• EXERCISE PROMPT
Without including any images, set down the records below exactly.

DATA FOR REVIEW section start

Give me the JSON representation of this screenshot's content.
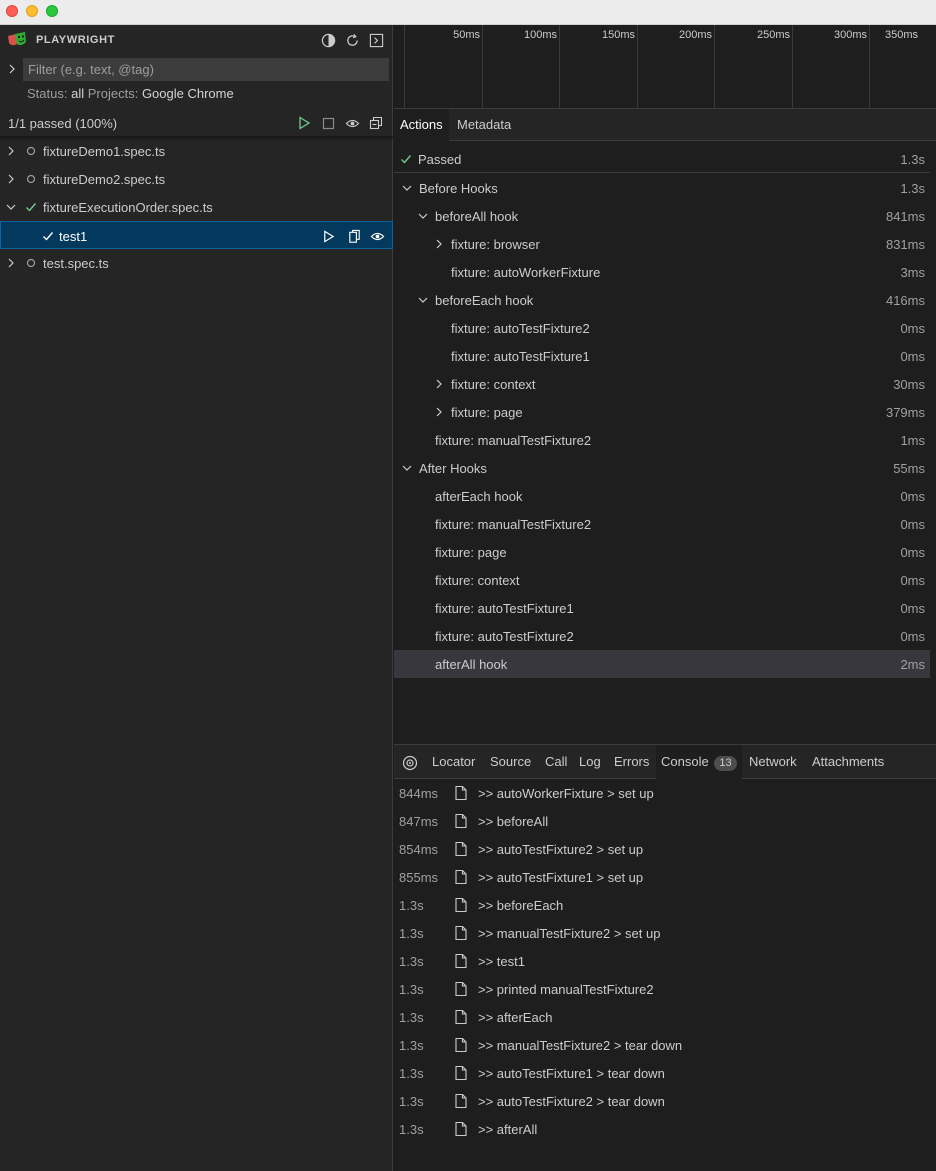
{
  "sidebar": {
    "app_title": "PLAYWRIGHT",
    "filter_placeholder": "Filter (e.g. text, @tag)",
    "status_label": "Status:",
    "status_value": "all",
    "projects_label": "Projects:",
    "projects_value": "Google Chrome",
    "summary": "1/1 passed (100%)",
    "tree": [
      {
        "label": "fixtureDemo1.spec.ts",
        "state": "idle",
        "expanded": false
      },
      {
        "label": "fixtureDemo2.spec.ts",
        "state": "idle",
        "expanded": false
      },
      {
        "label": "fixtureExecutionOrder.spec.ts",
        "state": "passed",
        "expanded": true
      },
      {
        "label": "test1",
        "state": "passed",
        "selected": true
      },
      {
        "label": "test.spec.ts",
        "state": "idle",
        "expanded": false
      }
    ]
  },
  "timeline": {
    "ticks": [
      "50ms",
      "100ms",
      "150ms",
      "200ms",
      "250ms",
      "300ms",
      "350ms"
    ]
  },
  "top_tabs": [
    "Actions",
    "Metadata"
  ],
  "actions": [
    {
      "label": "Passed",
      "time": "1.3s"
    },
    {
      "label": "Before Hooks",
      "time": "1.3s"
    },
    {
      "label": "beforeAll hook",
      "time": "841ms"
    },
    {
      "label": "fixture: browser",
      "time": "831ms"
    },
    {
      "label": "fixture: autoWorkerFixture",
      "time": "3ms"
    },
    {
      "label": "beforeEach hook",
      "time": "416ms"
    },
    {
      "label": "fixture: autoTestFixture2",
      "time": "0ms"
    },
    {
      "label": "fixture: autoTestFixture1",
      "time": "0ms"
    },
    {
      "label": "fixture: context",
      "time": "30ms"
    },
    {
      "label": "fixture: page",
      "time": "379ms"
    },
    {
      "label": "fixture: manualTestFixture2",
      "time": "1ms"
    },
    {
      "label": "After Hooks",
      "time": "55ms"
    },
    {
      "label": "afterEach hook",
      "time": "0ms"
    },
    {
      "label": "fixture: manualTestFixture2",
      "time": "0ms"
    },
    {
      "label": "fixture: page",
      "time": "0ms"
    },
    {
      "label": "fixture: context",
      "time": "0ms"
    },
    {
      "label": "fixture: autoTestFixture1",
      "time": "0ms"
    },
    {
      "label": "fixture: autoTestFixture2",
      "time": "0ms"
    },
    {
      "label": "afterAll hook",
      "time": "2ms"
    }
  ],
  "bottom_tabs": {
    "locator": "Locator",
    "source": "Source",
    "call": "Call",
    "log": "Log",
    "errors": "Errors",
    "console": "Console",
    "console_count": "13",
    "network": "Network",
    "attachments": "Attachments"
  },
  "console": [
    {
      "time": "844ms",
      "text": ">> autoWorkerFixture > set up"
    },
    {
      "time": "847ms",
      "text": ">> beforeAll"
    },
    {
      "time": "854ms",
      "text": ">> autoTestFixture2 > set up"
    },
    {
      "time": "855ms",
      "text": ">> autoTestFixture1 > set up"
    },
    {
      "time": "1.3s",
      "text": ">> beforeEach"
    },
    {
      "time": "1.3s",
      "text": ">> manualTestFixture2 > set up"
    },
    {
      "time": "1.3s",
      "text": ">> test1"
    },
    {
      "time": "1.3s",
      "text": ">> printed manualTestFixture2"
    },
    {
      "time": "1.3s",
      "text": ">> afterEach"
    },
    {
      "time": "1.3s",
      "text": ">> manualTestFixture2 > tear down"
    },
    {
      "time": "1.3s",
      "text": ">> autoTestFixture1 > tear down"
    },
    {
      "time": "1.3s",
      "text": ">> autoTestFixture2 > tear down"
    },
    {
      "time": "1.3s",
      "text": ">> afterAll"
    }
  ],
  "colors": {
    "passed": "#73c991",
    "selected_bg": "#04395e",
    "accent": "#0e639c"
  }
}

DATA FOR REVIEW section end

• EXERCISE RESULT
Give me the JSON representation of this screenshot's content.
{
  "sidebar": {
    "app_title": "PLAYWRIGHT",
    "filter_placeholder": "Filter (e.g. text, @tag)",
    "status_label": "Status:",
    "status_value": "all",
    "projects_label": "Projects:",
    "projects_value": "Google Chrome",
    "summary": "1/1 passed (100%)",
    "tree": [
      {
        "label": "fixtureDemo1.spec.ts",
        "state": "idle",
        "expanded": false
      },
      {
        "label": "fixtureDemo2.spec.ts",
        "state": "idle",
        "expanded": false
      },
      {
        "label": "fixtureExecutionOrder.spec.ts",
        "state": "passed",
        "expanded": true
      },
      {
        "label": "test1",
        "state": "passed",
        "selected": true
      },
      {
        "label": "test.spec.ts",
        "state": "idle",
        "expanded": false
      }
    ]
  },
  "timeline": {
    "ticks": [
      "50ms",
      "100ms",
      "150ms",
      "200ms",
      "250ms",
      "300ms",
      "350ms"
    ]
  },
  "top_tabs": [
    "Actions",
    "Metadata"
  ],
  "actions": [
    {
      "label": "Passed",
      "time": "1.3s"
    },
    {
      "label": "Before Hooks",
      "time": "1.3s"
    },
    {
      "label": "beforeAll hook",
      "time": "841ms"
    },
    {
      "label": "fixture: browser",
      "time": "831ms"
    },
    {
      "label": "fixture: autoWorkerFixture",
      "time": "3ms"
    },
    {
      "label": "beforeEach hook",
      "time": "416ms"
    },
    {
      "label": "fixture: autoTestFixture2",
      "time": "0ms"
    },
    {
      "label": "fixture: autoTestFixture1",
      "time": "0ms"
    },
    {
      "label": "fixture: context",
      "time": "30ms"
    },
    {
      "label": "fixture: page",
      "time": "379ms"
    },
    {
      "label": "fixture: manualTestFixture2",
      "time": "1ms"
    },
    {
      "label": "After Hooks",
      "time": "55ms"
    },
    {
      "label": "afterEach hook",
      "time": "0ms"
    },
    {
      "label": "fixture: manualTestFixture2",
      "time": "0ms"
    },
    {
      "label": "fixture: page",
      "time": "0ms"
    },
    {
      "label": "fixture: context",
      "time": "0ms"
    },
    {
      "label": "fixture: autoTestFixture1",
      "time": "0ms"
    },
    {
      "label": "fixture: autoTestFixture2",
      "time": "0ms"
    },
    {
      "label": "afterAll hook",
      "time": "2ms"
    }
  ],
  "bottom_tabs": {
    "locator": "Locator",
    "source": "Source",
    "call": "Call",
    "log": "Log",
    "errors": "Errors",
    "console": "Console",
    "console_count": "13",
    "network": "Network",
    "attachments": "Attachments"
  },
  "console": [
    {
      "time": "844ms",
      "text": ">> autoWorkerFixture > set up"
    },
    {
      "time": "847ms",
      "text": ">> beforeAll"
    },
    {
      "time": "854ms",
      "text": ">> autoTestFixture2 > set up"
    },
    {
      "time": "855ms",
      "text": ">> autoTestFixture1 > set up"
    },
    {
      "time": "1.3s",
      "text": ">> beforeEach"
    },
    {
      "time": "1.3s",
      "text": ">> manualTestFixture2 > set up"
    },
    {
      "time": "1.3s",
      "text": ">> test1"
    },
    {
      "time": "1.3s",
      "text": ">> printed manualTestFixture2"
    },
    {
      "time": "1.3s",
      "text": ">> afterEach"
    },
    {
      "time": "1.3s",
      "text": ">> manualTestFixture2 > tear down"
    },
    {
      "time": "1.3s",
      "text": ">> autoTestFixture1 > tear down"
    },
    {
      "time": "1.3s",
      "text": ">> autoTestFixture2 > tear down"
    },
    {
      "time": "1.3s",
      "text": ">> afterAll"
    }
  ],
  "colors": {
    "passed": "#73c991",
    "selected_bg": "#04395e",
    "accent": "#0e639c"
  }
}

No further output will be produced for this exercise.